"Also, the speakers claim that variation between the "teh" and "da" articles are just play, but I can't help but think that there's probably a phonological explanation for selection, since they are pronounced differently."

'teh' and 'da' also seem to show up in different phonological environments, with the voiced variant (da) usually being sentence initial, and the voiceless (teh) being intersentential. There's probably a whole bunch of other things going on, too. The articles have somewhat different indexicalities (pointing or referencing to different things/histories, and therefore the word-feel of each is somewhat different).

I liked the presentation, especially the end where they started to get into the links between indexicality and identity. I do wish they would have elaborated on that more though. I feel like the tables on the last few slides were really just the beginning.

Also, this presentation got me thinking about her question, why cats? (and not, say, dogs or birds or toasters?) It makes me wonder if cats have the sort of +autonomy/+independence/-loyalty characteristics that better lend themselves to how humans – specifically internet users – wish to anthropomorphize (and therefore stance-align) with more so than dogs.
posted by iamkimiam at 3:01 AM on December 13, 2011 [2 favorites]

Also, this presentation got me thinking about her question, why cats?

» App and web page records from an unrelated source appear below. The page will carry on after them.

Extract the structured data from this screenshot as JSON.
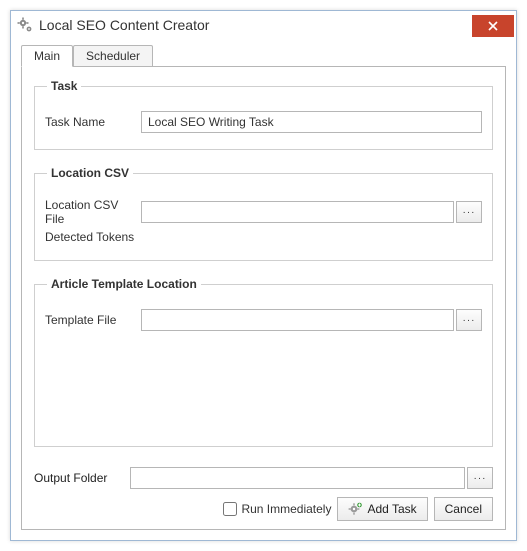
{
  "window": {
    "title": "Local SEO Content Creator"
  },
  "tabs": {
    "main": "Main",
    "scheduler": "Scheduler"
  },
  "groups": {
    "task": {
      "legend": "Task",
      "taskNameLabel": "Task Name",
      "taskNameValue": "Local SEO Writing Task"
    },
    "locationCsv": {
      "legend": "Location CSV",
      "fileLabel": "Location CSV File",
      "fileValue": "",
      "tokensLabel": "Detected Tokens"
    },
    "template": {
      "legend": "Article Template Location",
      "fileLabel": "Template File",
      "fileValue": ""
    }
  },
  "output": {
    "label": "Output Folder",
    "value": ""
  },
  "footer": {
    "runImmediately": "Run Immediately",
    "addTask": "Add Task",
    "cancel": "Cancel"
  },
  "browseGlyph": "···"
}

My guess would be it's not something intrinsic to cats as much as it is that the population of 4chan loves cats, and they're the ones who popularized the modern image macro. They're pretty mercurial, so it probably could have just as easily have been dogs... it wasn't though. It was Caturday, and so cats dominate image macros. Or they did... these days they seem to be more of a plurality than a majority. Bear in mind also that since they got most of these images from random web surfing and Google image searches, the fact that the available pool of cat photos was (and is) massive probably helped too. Zebra macros didn't take off because they just aren't enough pictures of zebras doing stuff. Consider also that cats, being domesticated, are frequently photographed interacting with human objects... rich and fertile ground for LOLs.
posted by lefty lucky cat at 2:13 PM on December 17, 2011

Zebra macros didn't take off because they just aren't enough pictures of zebras doing stuff.

Thank god it wasn't zebra macros (link to reddit is safe, but the link to the pic from reddit is pretty gross)
posted by empath at 3:33 PM on December 17, 2011

« Older Effing Dykes Presents: What Lies Beneath (Her...   |   BUY MORE STUFF. CONSUME. OBEY. Newer »

This thread has been archived and is closed to new comments